One of my goals for my reading this year is to knock out some books that got lost in the shuffle while I was going through school. These are books that other people probably read in school but I didn’t get to it until now. My next read was one I hadn’t even heard of until my senior year of college but has apparently read by every high schooler in the country. Night by Elie Wiesel is a heart-wrenching piece of literary nonfiction documenting the author’s experience in concentration camps during World War II. I love Wiesel’s poetic style and turn of phrase. Everything about this piece is stunning. I’ve read a couple of his other books and one of my favorite thigs about his writing is that it is poetic but very straightforward. He doesn’t ask for pity, just that you listen as he tells you the truth. I can’t get enough. It may also be worth it to mention that this and several of his other books are works in translation so if you prefer to read the original French, you may.
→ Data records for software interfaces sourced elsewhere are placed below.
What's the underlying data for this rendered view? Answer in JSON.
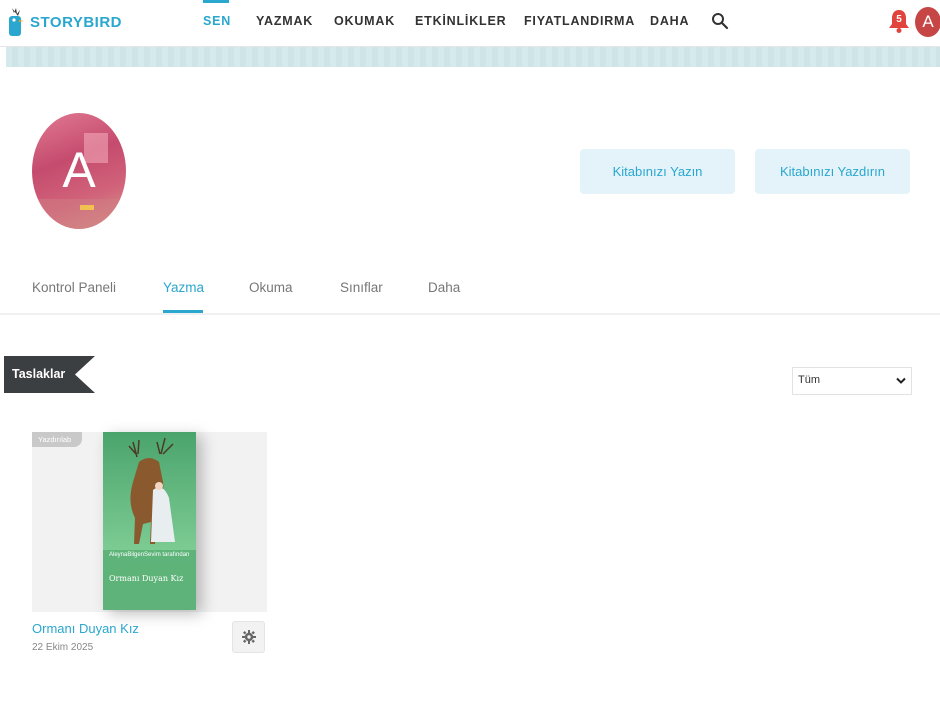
{
  "brand": {
    "name": "STORYBIRD",
    "color": "#2aa7cf"
  },
  "nav": {
    "items": [
      {
        "label": "SEN",
        "active": true
      },
      {
        "label": "YAZMAK"
      },
      {
        "label": "OKUMAK"
      },
      {
        "label": "ETKİNLİKLER"
      },
      {
        "label": "FIYATLANDIRMA"
      },
      {
        "label": "DAHA"
      }
    ],
    "search_icon": "search-icon",
    "notification_count": "5",
    "avatar_letter": "A"
  },
  "profile": {
    "avatar_letter": "A",
    "buttons": [
      {
        "label": "Kitabınızı Yazın"
      },
      {
        "label": "Kitabınızı Yazdırın"
      }
    ]
  },
  "tabs": [
    {
      "label": "Kontrol Paneli"
    },
    {
      "label": "Yazma",
      "active": true
    },
    {
      "label": "Okuma"
    },
    {
      "label": "Sınıflar"
    },
    {
      "label": "Daha"
    }
  ],
  "section": {
    "title": "Taslaklar",
    "filter": {
      "selected": "Tüm"
    }
  },
  "books": [
    {
      "badge": "Yazdırılab",
      "cover_author": "AleynaBilgenSevim tarafından",
      "cover_title": "Ormanı Duyan Kız",
      "title": "Ormanı Duyan Kız",
      "date": "22 Ekim 2025"
    }
  ],
  "colors": {
    "accent": "#2aa7cf",
    "ribbon": "#3c3f42",
    "bell": "#e0443c"
  }
}
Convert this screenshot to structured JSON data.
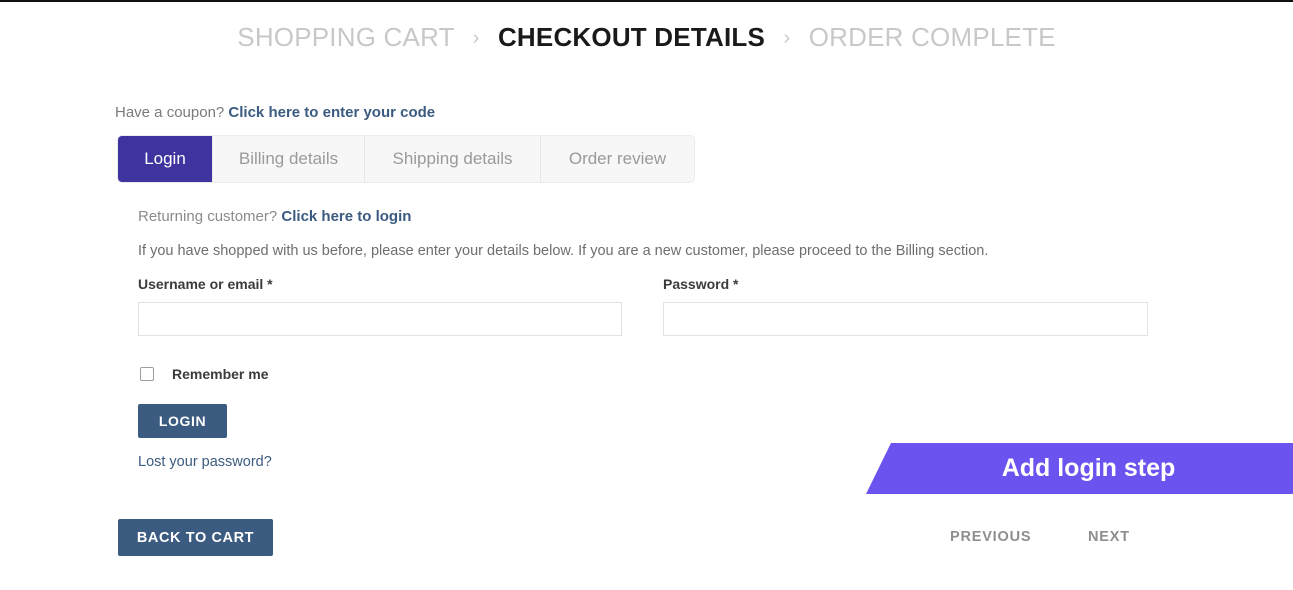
{
  "breadcrumb": {
    "steps": [
      {
        "label": "SHOPPING CART",
        "state": "done"
      },
      {
        "label": "CHECKOUT DETAILS",
        "state": "current"
      },
      {
        "label": "ORDER COMPLETE",
        "state": "upcoming"
      }
    ],
    "separator": "›"
  },
  "coupon": {
    "prompt": "Have a coupon?",
    "link_label": "Click here to enter your code"
  },
  "tabs": [
    {
      "label": "Login",
      "active": true
    },
    {
      "label": "Billing details",
      "active": false
    },
    {
      "label": "Shipping details",
      "active": false
    },
    {
      "label": "Order review",
      "active": false
    }
  ],
  "login_panel": {
    "returning_prompt": "Returning customer?",
    "returning_link_label": "Click here to login",
    "description": "If you have shopped with us before, please enter your details below. If you are a new customer, please proceed to the Billing section.",
    "username_label": "Username or email *",
    "username_value": "",
    "username_placeholder": "",
    "password_label": "Password *",
    "password_value": "",
    "password_placeholder": "",
    "remember_label": "Remember me",
    "remember_checked": false,
    "login_button_label": "LOGIN",
    "lost_password_label": "Lost your password?"
  },
  "ribbon": {
    "text": "Add login step"
  },
  "footer": {
    "back_to_cart_label": "BACK TO CART",
    "previous_label": "PREVIOUS",
    "next_label": "NEXT"
  },
  "colors": {
    "active_tab_purple": "#3f33a0",
    "ribbon_purple": "#6b53f0",
    "button_slate": "#3c5b80",
    "link_slate": "#3c5b80",
    "muted_text": "#c8c8c8",
    "tab_inactive_bg": "#f7f7f7"
  }
}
I wrapped up February with one of the single most iconic female science fiction writers ever. While I had never read anything by Ursula K. LeGuin before now, I had always felt a deep connection to her as a person because of her history and stature within the literary world. She’s one of those women who can do no wrong. I started my LeGuin journey with The Dispossessed. There is no particular reason I picked this book over any of her other novels besides the fact that it was the most accessible one on my shelf at the time. I also have The Left Hand of Darkness lurking around here somewhere to be read later. To be honest, this book was not quite the experience I thought it would be when I started reading. I expected some sort of life-altering reading experience, something that would really blow me away and change the way I saw things which, to be fair, is a lot of expectation to place on a single book. While it was not all of that, it was a very good book which was well written and thought-provoking. It is also definitely a science fiction book (but I don’t think it was cheesy or anything) so if you’re not into that, maybe pass this one up.